[Interface dataset entries]
= Beginning of Section =

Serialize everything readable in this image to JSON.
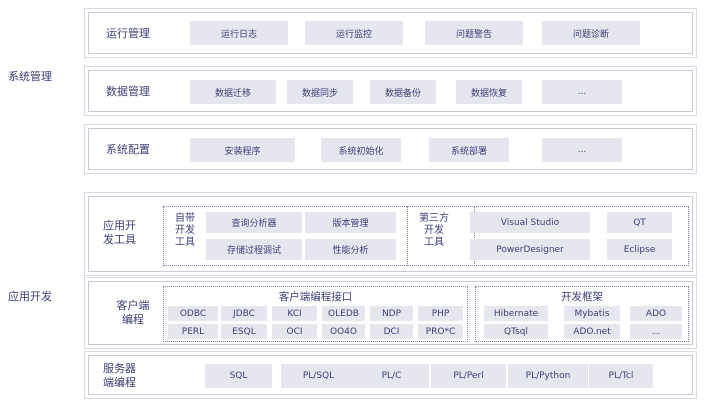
{
  "groups": {
    "system": "系统管理",
    "app": "应用开发"
  },
  "ops": {
    "title": "运行管理",
    "items": [
      "运行日志",
      "运行监控",
      "问题警告",
      "问题诊断"
    ]
  },
  "data_mgmt": {
    "title": "数据管理",
    "items": [
      "数据迁移",
      "数据同步",
      "数据备份",
      "数据恢复",
      "..."
    ]
  },
  "config": {
    "title": "系统配置",
    "items": [
      "安装程序",
      "系统初始化",
      "系统部署",
      "..."
    ]
  },
  "dev_tools": {
    "title_lines": [
      "应用开",
      "发工具"
    ],
    "builtin": {
      "label_lines": [
        "自带",
        "开发",
        "工具"
      ],
      "items": [
        "查询分析器",
        "版本管理",
        "存储过程调试",
        "性能分析"
      ]
    },
    "third_party": {
      "label_lines": [
        "第三方",
        "开发",
        "工具"
      ],
      "items": [
        "Visual  Studio",
        "QT",
        "PowerDesigner",
        "Eclipse"
      ]
    }
  },
  "client": {
    "title_lines": [
      "客户端",
      "编程"
    ],
    "interfaces": {
      "title": "客户端编程接口",
      "row1": [
        "ODBC",
        "JDBC",
        "KCI",
        "OLEDB",
        "NDP",
        "PHP"
      ],
      "row2": [
        "PERL",
        "ESQL",
        "OCI",
        "OO4O",
        "DCI",
        "PRO*C"
      ]
    },
    "frameworks": {
      "title": "开发框架",
      "row1": [
        "Hibernate",
        "Mybatis",
        "ADO"
      ],
      "row2": [
        "QTsql",
        "ADO.net",
        "..."
      ]
    }
  },
  "server": {
    "title_lines": [
      "服务器",
      "端编程"
    ],
    "items": [
      "SQL",
      "PL/SQL",
      "PL/C",
      "PL/Perl",
      "PL/Python",
      "PL/Tcl"
    ]
  }
}
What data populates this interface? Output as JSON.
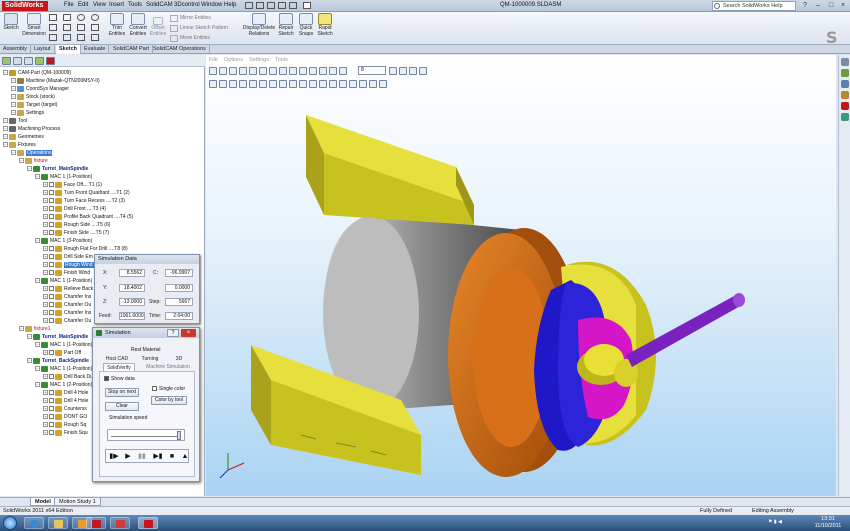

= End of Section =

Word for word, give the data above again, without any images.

Serialize everything readable in this image to JSON.
{
  "groups": {
    "system": "系统管理",
    "app": "应用开发"
  },
  "ops": {
    "title": "运行管理",
    "items": [
      "运行日志",
      "运行监控",
      "问题警告",
      "问题诊断"
    ]
  },
  "data_mgmt": {
    "title": "数据管理",
    "items": [
      "数据迁移",
      "数据同步",
      "数据备份",
      "数据恢复",
      "..."
    ]
  },
  "config": {
    "title": "系统配置",
    "items": [
      "安装程序",
      "系统初始化",
      "系统部署",
      "..."
    ]
  },
  "dev_tools": {
    "title_lines": [
      "应用开",
      "发工具"
    ],
    "builtin": {
      "label_lines": [
        "自带",
        "开发",
        "工具"
      ],
      "items": [
        "查询分析器",
        "版本管理",
        "存储过程调试",
        "性能分析"
      ]
    },
    "third_party": {
      "label_lines": [
        "第三方",
        "开发",
        "工具"
      ],
      "items": [
        "Visual  Studio",
        "QT",
        "PowerDesigner",
        "Eclipse"
      ]
    }
  },
  "client": {
    "title_lines": [
      "客户端",
      "编程"
    ],
    "interfaces": {
      "title": "客户端编程接口",
      "row1": [
        "ODBC",
        "JDBC",
        "KCI",
        "OLEDB",
        "NDP",
        "PHP"
      ],
      "row2": [
        "PERL",
        "ESQL",
        "OCI",
        "OO4O",
        "DCI",
        "PRO*C"
      ]
    },
    "frameworks": {
      "title": "开发框架",
      "row1": [
        "Hibernate",
        "Mybatis",
        "ADO"
      ],
      "row2": [
        "QTsql",
        "ADO.net",
        "..."
      ]
    }
  },
  "server": {
    "title_lines": [
      "服务器",
      "端编程"
    ],
    "items": [
      "SQL",
      "PL/SQL",
      "PL/C",
      "PL/Perl",
      "PL/Python",
      "PL/Tcl"
    ]
  }
}
What data populates this interface? Output as JSON.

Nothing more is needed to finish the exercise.